PROMPT
Give the records again in full, exactly as written.

INPUT DATA
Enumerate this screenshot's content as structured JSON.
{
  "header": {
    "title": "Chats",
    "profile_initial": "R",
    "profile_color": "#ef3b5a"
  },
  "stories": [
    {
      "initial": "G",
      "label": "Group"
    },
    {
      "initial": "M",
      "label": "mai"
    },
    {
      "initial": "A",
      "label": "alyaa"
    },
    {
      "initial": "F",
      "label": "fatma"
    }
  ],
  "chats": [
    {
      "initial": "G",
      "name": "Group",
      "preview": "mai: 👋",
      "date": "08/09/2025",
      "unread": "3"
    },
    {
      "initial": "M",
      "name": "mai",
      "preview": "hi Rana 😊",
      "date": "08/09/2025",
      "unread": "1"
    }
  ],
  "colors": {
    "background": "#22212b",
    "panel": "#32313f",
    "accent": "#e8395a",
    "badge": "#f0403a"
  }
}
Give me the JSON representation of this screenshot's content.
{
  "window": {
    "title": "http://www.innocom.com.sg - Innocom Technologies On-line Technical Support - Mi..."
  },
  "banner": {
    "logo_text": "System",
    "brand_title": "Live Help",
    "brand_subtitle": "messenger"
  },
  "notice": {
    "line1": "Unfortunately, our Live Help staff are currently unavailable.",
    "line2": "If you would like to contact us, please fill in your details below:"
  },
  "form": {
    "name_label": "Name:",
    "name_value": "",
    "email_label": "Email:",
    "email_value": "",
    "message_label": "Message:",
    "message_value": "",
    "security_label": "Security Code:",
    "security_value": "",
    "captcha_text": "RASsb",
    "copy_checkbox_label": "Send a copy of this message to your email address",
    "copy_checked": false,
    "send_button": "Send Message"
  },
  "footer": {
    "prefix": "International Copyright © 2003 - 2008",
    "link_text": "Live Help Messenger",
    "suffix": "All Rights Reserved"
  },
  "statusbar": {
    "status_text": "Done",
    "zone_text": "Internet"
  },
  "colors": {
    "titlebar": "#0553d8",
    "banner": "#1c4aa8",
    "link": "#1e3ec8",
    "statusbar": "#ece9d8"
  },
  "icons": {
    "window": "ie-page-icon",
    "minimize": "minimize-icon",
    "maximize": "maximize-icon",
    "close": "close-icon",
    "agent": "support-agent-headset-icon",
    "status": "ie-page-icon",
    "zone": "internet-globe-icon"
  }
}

YOUR RESPONSE
Enumerate this screenshot's content as structured JSON.
{
  "header": {
    "title": "Chats",
    "profile_initial": "R",
    "profile_color": "#ef3b5a"
  },
  "stories": [
    {
      "initial": "G",
      "label": "Group"
    },
    {
      "initial": "M",
      "label": "mai"
    },
    {
      "initial": "A",
      "label": "alyaa"
    },
    {
      "initial": "F",
      "label": "fatma"
    }
  ],
  "chats": [
    {
      "initial": "G",
      "name": "Group",
      "preview": "mai: 👋",
      "date": "08/09/2025",
      "unread": "3"
    },
    {
      "initial": "M",
      "name": "mai",
      "preview": "hi Rana 😊",
      "date": "08/09/2025",
      "unread": "1"
    }
  ],
  "colors": {
    "background": "#22212b",
    "panel": "#32313f",
    "accent": "#e8395a",
    "badge": "#f0403a"
  }
}
Give me the JSON representation of this screenshot's content.
{
  "window": {
    "title": "http://www.innocom.com.sg - Innocom Technologies On-line Technical Support - Mi..."
  },
  "banner": {
    "logo_text": "System",
    "brand_title": "Live Help",
    "brand_subtitle": "messenger"
  },
  "notice": {
    "line1": "Unfortunately, our Live Help staff are currently unavailable.",
    "line2": "If you would like to contact us, please fill in your details below:"
  },
  "form": {
    "name_label": "Name:",
    "name_value": "",
    "email_label": "Email:",
    "email_value": "",
    "message_label": "Message:",
    "message_value": "",
    "security_label": "Security Code:",
    "security_value": "",
    "captcha_text": "RASsb",
    "copy_checkbox_label": "Send a copy of this message to your email address",
    "copy_checked": false,
    "send_button": "Send Message"
  },
  "footer": {
    "prefix": "International Copyright © 2003 - 2008",
    "link_text": "Live Help Messenger",
    "suffix": "All Rights Reserved"
  },
  "statusbar": {
    "status_text": "Done",
    "zone_text": "Internet"
  },
  "colors": {
    "titlebar": "#0553d8",
    "banner": "#1c4aa8",
    "link": "#1e3ec8",
    "statusbar": "#ece9d8"
  },
  "icons": {
    "window": "ie-page-icon",
    "minimize": "minimize-icon",
    "maximize": "maximize-icon",
    "close": "close-icon",
    "agent": "support-agent-headset-icon",
    "status": "ie-page-icon",
    "zone": "internet-globe-icon"
  }
}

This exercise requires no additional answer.